More observations and data must be generated, as always. The Harvard Health Blognoted CBD can cause nausea, fatigue and irritability. It may also theoretically interfere with drug metabolism in a similar fashion as grapefruit juice, but more studies need to be done to understand if animal study findings at mega-doses can be replicated in humans at human doses. Research also hasn’t determined what dosages of CBD work for what health application and for whom. Despite many millions of servings of CBD being consumed, and a lot of anecdotal evidence, clinical study data is limited on the types commonly found on the market, such as crude extracts from hemp and marijuana containing CBD.

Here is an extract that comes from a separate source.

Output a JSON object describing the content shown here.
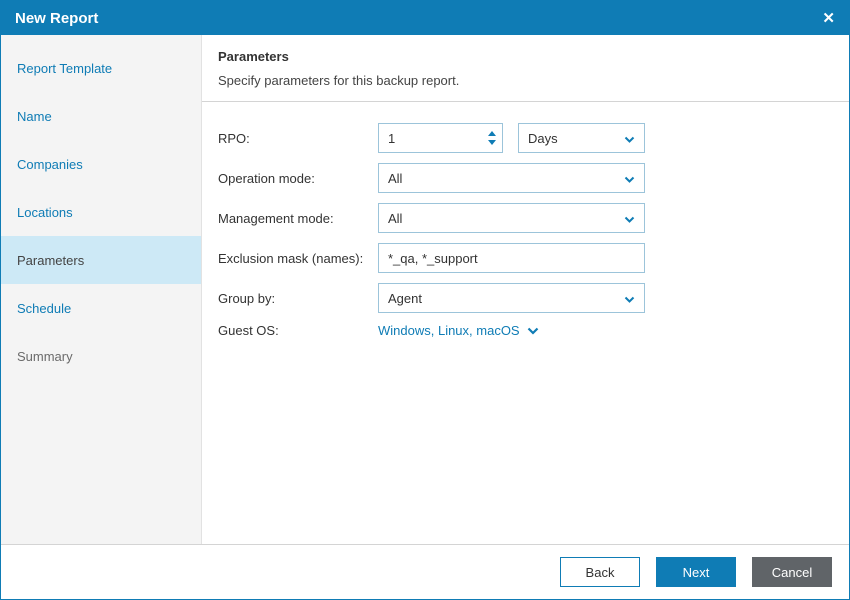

Just because parachutes are accepted as effective does not mean anyone should be allowed to make and use them as they want. One musn’t forget the recent lessons of asbestos in baby powder and virulent E. coli in wheat flour—safe and effective products don’t just happen. They require a lot of work that stands up to the closest scrutiny. But at least for now, CBD appears to be low on FDA’s priority list of public health hazards. This could change if the continued lack of regulation coupled with industry growth permits a similar crisis in product safety.
Now is the time to develop the appropriate science, substantiation and regulations for CBD aligned with similar products, including dietary supplements. It is true the anticipation of economic growth and sustainable agriculture spurred by an integrated U.S.-based hemp industry is yet to be realized. But it’s also true millions of Americans have now leaped to CBD with limited evidence, and they have landed on their feet.
This article was first published in “CBD Opportunity”, Natural Products Insider, special issue, January 2019.